Very little is known about the students of Bengal Music School – there isn’t any known student who went on to become a performing musician, although few of them pursued careers related to music. Lokenath Ghose, the secretary at the school went on to become a banker and Baikuntha Nath Bose became the secretary of Bengal Music Academy. Sarada Prasad Ghosh went on to publish The Music of Hindustan (1879) and also co-edited two important Sanskrit manuscripts on music along with Kalivara Vedantavagisa – Sangita Ratnakara and Sangita Parijata in 1879. Dakshinacharan Sen, who trained in Harmonium under Madan Mohan Burman at the school, became the leader of Blue-Ribbon Band and also published “A Collection of Airs for Concert” (1885).
Images used in this article are from the public domain.
The Calcutta Normal School was established sometime in 1850. “Normal” schools were government-sponsored schools setup as professional training institutes for primary school teachers under the supervision of the Calcutta School Society (1818), which was the joint initiative of David Hare and William Carey, with the aim to introduce identical teaching methods.
Kolkata was known as Calcutta before 2001.
- Aneesh Pradhan, Hindustani music in colonial Bombay, Gurgaon: Three Essays Collective, 2014.
- Michael David Rosse, “The Movement for the Revitalization of “Hindu” Music in Northern India, 1860-1930: The Role of Associations and Institutions,” PhD Diss., University of Pennsylvania, 1995.
- Amrita Bazar Patrika [Weekly], Vol 4 Issue 24, July 27, 1871, 6, British Library, EAP 262/1//1/62, https://eap.bl.uk/archive-file/EAP262-1-1-14.
- Amrita Bazar Patrika [Weekly], Vol 3 Issue 16, June 2, 1870, 1, British Library, EAP 262/1//1/14, https://eap.bl.uk/archive-file/EAP262-1-1-14 (translation and italics mine) The digital copy was accessed from the CSSS, Kolkata library.
- Third Annual Report of THE BENGAL MUSIC SCHOOL Calcutta: Presidency Press, 1875. (This was the first official printed report of the school. The section ‘The Bengal Music School’ provides useful details of the school activities since commencement.)
- The Bengal Music School Fifth and Sixth Sessions 1875-77, Printed by I.C.Bose & Co., Stanhope Press, 249, Bowbazar Street, Calcutta, 1877.

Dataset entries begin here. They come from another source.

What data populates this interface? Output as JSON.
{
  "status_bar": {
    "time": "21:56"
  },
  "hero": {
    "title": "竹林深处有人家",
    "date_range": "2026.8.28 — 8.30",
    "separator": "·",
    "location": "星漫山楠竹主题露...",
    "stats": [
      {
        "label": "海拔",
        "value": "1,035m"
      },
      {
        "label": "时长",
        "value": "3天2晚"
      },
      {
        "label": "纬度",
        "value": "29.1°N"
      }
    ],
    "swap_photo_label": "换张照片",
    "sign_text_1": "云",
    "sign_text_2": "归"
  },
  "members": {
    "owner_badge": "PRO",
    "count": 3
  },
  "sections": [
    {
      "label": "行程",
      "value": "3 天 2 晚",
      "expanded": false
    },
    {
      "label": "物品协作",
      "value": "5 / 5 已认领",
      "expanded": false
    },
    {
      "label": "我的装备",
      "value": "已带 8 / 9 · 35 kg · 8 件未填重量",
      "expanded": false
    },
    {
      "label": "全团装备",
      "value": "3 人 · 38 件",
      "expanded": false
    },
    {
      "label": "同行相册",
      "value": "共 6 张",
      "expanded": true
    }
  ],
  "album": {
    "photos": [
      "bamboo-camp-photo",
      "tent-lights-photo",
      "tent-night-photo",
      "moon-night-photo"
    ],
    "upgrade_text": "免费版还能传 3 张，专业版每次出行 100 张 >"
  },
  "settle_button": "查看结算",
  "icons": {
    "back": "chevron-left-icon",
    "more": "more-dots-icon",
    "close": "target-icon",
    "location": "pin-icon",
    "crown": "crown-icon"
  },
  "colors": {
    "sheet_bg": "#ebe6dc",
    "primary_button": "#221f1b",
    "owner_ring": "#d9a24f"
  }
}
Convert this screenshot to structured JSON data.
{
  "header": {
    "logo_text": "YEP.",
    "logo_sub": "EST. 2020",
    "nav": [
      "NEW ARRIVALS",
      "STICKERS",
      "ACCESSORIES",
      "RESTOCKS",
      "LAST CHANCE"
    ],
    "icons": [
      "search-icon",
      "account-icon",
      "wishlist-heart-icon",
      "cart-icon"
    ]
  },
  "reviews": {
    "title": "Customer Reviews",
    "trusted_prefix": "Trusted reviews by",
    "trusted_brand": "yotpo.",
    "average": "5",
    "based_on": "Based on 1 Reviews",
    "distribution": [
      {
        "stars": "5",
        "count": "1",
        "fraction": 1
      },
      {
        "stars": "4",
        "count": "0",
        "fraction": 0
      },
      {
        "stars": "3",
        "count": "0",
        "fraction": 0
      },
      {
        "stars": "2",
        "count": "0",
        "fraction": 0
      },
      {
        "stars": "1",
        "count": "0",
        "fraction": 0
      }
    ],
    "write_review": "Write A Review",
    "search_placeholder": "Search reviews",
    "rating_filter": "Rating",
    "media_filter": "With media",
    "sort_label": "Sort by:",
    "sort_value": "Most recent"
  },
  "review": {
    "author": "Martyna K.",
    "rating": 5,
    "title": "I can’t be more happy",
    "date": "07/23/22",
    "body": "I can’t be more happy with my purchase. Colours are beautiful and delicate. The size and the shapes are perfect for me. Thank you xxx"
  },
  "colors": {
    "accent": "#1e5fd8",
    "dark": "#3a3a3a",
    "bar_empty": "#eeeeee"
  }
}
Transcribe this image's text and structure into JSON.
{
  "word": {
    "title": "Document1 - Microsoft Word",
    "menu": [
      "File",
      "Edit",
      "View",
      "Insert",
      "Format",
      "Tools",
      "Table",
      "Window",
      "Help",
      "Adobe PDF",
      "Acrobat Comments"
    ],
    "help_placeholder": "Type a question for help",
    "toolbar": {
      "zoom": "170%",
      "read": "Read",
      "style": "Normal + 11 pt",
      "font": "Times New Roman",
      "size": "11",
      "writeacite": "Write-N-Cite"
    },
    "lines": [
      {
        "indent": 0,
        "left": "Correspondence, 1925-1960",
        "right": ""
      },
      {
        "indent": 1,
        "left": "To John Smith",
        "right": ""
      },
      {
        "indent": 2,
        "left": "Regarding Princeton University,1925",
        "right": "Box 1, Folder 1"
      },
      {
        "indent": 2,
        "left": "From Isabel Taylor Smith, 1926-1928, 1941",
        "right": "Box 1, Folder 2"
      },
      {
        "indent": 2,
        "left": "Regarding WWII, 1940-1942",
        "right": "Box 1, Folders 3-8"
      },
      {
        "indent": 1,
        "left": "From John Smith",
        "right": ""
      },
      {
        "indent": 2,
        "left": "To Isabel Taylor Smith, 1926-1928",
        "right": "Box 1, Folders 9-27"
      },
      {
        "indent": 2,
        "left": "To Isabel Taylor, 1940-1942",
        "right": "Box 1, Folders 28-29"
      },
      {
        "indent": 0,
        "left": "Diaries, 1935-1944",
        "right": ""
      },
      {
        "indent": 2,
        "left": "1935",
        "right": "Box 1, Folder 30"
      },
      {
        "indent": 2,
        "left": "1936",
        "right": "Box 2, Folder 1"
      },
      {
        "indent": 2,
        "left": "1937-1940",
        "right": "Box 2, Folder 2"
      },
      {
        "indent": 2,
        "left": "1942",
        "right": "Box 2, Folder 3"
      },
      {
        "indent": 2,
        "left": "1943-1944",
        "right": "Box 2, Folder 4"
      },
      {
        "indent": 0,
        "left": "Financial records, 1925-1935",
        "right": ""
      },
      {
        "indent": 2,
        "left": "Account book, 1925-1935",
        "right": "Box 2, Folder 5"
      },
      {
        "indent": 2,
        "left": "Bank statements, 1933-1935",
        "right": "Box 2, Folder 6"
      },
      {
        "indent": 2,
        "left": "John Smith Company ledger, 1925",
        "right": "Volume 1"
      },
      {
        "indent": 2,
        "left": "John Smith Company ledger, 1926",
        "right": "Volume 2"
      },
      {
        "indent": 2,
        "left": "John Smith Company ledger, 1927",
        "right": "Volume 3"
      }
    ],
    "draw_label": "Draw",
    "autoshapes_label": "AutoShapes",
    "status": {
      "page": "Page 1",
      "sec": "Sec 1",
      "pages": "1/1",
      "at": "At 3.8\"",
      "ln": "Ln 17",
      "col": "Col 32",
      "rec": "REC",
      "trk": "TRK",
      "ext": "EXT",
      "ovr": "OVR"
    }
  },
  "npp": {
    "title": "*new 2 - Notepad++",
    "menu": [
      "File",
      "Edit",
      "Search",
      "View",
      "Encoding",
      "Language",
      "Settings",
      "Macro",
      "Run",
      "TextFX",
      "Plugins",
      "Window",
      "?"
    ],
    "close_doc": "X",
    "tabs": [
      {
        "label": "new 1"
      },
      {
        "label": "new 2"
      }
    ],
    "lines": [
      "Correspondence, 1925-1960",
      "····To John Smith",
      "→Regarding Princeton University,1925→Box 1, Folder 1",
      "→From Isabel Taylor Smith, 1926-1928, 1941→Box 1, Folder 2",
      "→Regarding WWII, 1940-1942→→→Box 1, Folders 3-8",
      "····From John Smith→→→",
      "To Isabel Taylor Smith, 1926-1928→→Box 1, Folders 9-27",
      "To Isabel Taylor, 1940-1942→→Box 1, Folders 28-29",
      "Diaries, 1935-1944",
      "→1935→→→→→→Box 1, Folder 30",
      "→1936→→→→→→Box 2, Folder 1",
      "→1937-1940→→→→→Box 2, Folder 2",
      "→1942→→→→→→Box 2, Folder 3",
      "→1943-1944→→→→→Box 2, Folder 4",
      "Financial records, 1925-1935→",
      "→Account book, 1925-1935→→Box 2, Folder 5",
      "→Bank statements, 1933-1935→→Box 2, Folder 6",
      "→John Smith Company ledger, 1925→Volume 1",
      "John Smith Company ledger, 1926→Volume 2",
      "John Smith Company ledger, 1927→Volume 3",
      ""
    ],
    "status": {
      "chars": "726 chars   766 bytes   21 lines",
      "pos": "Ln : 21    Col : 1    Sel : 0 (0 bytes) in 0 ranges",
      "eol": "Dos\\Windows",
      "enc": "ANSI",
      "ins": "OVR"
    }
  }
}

- Public Opinion and Official Communications, About The Bengal Music School and Its President, Calcutta: Printed By I.C.Bose & Co., Stanhope Press, 249, Bowbazar Street, And Published by Panchanun Mookerjee, 1876.